U.S. Sen. Jeanne Shaheen was heavily involved in negotiating a federal relief package in response to the COVID-19 pandemic, and if re-elected, she has a plan for the country’s return to some semblance of normalcy.
The U.S. won’t be getting back to business as usual until we “get control of this coronavirus,” Shaheen said Tuesday during a virtual meeting with The Sentinel’s editorial board. A key way to achieve that goal, she said, is to provide clear guidance on how to stem the virus’ spread.
“The most important thing we can do is have consistent messaging around what people need to do in response to the virus,” she said, noting that a lack of information has been a common complaint from constituents as she’s traveled the state in recent months.

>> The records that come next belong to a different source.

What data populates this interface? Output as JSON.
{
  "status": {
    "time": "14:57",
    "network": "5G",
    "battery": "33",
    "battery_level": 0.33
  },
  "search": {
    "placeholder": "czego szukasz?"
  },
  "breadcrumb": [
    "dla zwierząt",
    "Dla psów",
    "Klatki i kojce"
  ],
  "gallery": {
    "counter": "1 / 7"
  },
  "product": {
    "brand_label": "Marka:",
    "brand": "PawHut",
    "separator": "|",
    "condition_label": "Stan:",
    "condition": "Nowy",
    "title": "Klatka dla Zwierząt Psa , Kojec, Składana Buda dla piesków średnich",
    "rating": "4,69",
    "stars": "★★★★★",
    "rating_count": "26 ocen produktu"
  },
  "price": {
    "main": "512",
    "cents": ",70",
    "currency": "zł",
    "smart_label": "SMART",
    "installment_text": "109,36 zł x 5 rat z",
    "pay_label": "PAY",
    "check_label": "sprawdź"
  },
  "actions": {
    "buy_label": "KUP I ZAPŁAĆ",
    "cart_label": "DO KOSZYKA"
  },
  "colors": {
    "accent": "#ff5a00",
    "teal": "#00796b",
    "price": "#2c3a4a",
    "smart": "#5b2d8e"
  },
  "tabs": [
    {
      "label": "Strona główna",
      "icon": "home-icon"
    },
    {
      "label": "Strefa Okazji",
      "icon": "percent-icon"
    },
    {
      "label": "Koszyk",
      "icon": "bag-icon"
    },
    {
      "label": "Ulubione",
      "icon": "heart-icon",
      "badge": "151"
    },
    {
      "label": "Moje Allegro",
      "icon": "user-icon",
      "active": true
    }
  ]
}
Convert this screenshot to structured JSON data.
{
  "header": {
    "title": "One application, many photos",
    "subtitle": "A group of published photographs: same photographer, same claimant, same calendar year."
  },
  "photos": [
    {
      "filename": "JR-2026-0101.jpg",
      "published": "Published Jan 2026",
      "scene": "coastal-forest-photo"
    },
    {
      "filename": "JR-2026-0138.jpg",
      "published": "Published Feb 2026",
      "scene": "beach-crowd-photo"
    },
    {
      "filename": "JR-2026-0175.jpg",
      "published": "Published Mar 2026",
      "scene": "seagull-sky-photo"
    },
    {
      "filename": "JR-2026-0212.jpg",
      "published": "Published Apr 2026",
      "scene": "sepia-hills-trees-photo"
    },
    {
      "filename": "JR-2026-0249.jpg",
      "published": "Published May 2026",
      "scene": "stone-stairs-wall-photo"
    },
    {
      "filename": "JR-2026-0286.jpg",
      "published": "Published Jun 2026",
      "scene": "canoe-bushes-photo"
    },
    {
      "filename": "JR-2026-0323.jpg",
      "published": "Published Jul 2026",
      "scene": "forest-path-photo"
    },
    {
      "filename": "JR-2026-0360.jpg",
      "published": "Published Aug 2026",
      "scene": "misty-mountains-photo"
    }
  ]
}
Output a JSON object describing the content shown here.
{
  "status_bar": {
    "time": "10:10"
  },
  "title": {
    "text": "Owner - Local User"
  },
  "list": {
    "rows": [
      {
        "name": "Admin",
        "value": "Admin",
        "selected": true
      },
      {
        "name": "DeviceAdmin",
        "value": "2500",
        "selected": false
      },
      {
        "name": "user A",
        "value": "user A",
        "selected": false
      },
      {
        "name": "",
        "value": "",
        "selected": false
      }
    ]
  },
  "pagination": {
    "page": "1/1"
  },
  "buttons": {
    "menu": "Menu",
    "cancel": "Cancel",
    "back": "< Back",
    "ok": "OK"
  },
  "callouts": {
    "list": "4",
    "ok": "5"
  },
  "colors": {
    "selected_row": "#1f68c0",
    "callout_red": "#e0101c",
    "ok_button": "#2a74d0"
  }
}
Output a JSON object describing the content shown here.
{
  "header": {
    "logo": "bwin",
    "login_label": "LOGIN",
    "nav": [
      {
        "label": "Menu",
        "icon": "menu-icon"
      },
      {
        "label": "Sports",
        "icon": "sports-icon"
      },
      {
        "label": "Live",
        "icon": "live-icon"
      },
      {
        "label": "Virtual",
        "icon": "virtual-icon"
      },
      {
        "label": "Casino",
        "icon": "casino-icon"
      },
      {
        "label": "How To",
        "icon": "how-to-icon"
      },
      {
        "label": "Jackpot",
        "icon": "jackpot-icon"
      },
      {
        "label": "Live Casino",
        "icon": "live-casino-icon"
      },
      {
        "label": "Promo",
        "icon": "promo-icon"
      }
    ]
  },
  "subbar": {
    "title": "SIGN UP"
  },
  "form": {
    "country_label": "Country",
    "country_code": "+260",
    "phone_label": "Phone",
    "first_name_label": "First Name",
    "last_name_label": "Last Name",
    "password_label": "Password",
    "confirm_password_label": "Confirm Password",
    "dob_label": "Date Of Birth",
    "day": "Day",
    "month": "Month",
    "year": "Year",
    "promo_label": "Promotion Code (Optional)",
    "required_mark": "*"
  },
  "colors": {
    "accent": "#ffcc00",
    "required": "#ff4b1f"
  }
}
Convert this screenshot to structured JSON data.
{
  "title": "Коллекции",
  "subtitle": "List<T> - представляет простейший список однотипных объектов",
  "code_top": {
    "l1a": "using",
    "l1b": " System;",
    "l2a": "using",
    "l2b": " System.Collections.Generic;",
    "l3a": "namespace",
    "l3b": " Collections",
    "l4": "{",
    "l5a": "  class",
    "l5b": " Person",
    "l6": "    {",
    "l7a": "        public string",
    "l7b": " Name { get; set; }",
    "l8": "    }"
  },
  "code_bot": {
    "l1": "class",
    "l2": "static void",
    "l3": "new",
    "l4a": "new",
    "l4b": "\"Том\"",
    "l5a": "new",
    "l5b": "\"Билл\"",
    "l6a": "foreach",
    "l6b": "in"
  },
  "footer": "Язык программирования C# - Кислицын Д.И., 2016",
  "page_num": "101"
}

The senator also pointed to a need for more testing and contact tracing and said she is in favor of invoking the Defense Production Act to encourage more domestic production of personal protective equipment. As for fighting the pandemic’s impact on the economy, Shaheen said she supports more funding for small businesses, targeted specifically toward companies that were unable to benefit from the first round of Paycheck Protection Program funding.
On Tuesday, President Donald Trump tweeted that he was ordering a halt to negotiations on another round of COVID relief funding until after the general election.
Shaheen, 73, a former New Hampshire governor, is a Democrat seeking her third term in the U.S. Senate. She is the first woman in the United States to serve as both a governor and a U.S. senator. She is being challenged by Republican Bryant “Corky” Messner of Wolfeboro, as well as Libertarian Justin O’Donnell of Nashua.
Prior to launching her political career, Shaheen earned a bachelor’s degree from Shippensburg University in Pennsylvania and a master’s from the University of Mississippi, according to her campaign website. She was also previously a small business owner. When she’s not in Washington, Shaheen lives in Madbury.
In addition to her plans to continue focusing on the pandemic, Shaheen said another public-health issue has her attention — the Affordable Care Act. With the U.S. Supreme Court set to hear arguments on a challenge to the ACA just a week after the Nov. 3 election, and the potential appointment of conservative judge Amy Coney Barrett to replace the late Justice Ruth Bader Ginsburg, the future of the nation’s sweeping health-care legislation is up in the air.
“The problem is there is no alternative [to the ACA],” Shaheen said. “Donald Trump keeps saying, ‘Oh, I’ve got this great plan.’ The Republican members of the Congress ... keep saying, ‘We’ve got an alternative plan; we’re going to cover pre-existing conditions.’ That’s all baloney. There is no plan. If they had a plan, we’d have seen it.”
If the ACA remains intact, she said there’s still more to be done to enhance access to affordable health care. Steps toward this could include allowing more people to buy into Medicaid and Medicare and working to lower the cost of prescription drugs by making it easier to bring generic medications to market and opening up import options.
Though the world has been focused on the COVID pandemic, Shaheen said she hasn’t forgotten about another public-health crisis affecting New Hampshire — the opioid epidemic. She said she has a three-faceted approach for addressing addiction: prevention, treatment and law enforcement to help stop opioids, particularly fentanyl, from coming into the country in the first place.
On the topic of law enforcement, Shaheen praised the work done by New Hampshire’s recently formed commission on police accountability, established earlier this year by Gov. Chris Sununu, which unanimously issued a series of recommendations aimed at preventing racial discrimination by officers.
However, she said law enforcement isn’t the only realm where improvements related to racial justice can be made, noting that the pandemic has had a disproportionate impact on people of color. Saying she believes systemic racism is a problem in America, she noted that she attended schools that were segregated and was working as a teacher in Mississippi when schools were fully integrated. She said she’s witnessed the consequences of racism firsthand.
“We need to address it,” she said. “What we had this summer, after the murder of George Floyd, was an opportunity to really begin a national dialogue about this issue, which clearly the voters want ... and to address not just the concerns about law enforcement that we saw with George Floyd, but the other challenges.”
Floyd was a Black man who died May 25 in the custody of the Minneapolis Police Department. His death sparked international outrage and inspired widespread protests, some of which became violent.
Shaheen also spoke about another pressing issue affecting public health, calling climate change an “existential threat not just to the U.S., but to the planet.” She said she is in favor of tax credits that encourage the installation of energy-efficient systems and also said supporting green energy production will create jobs.
While she said she was once a bit more hesitant about nuclear energy, she said she now believes it should remain on the table.
“If we’re going to phase out fossil fuels,” she said, “we’re going to continue to need nuclear power.”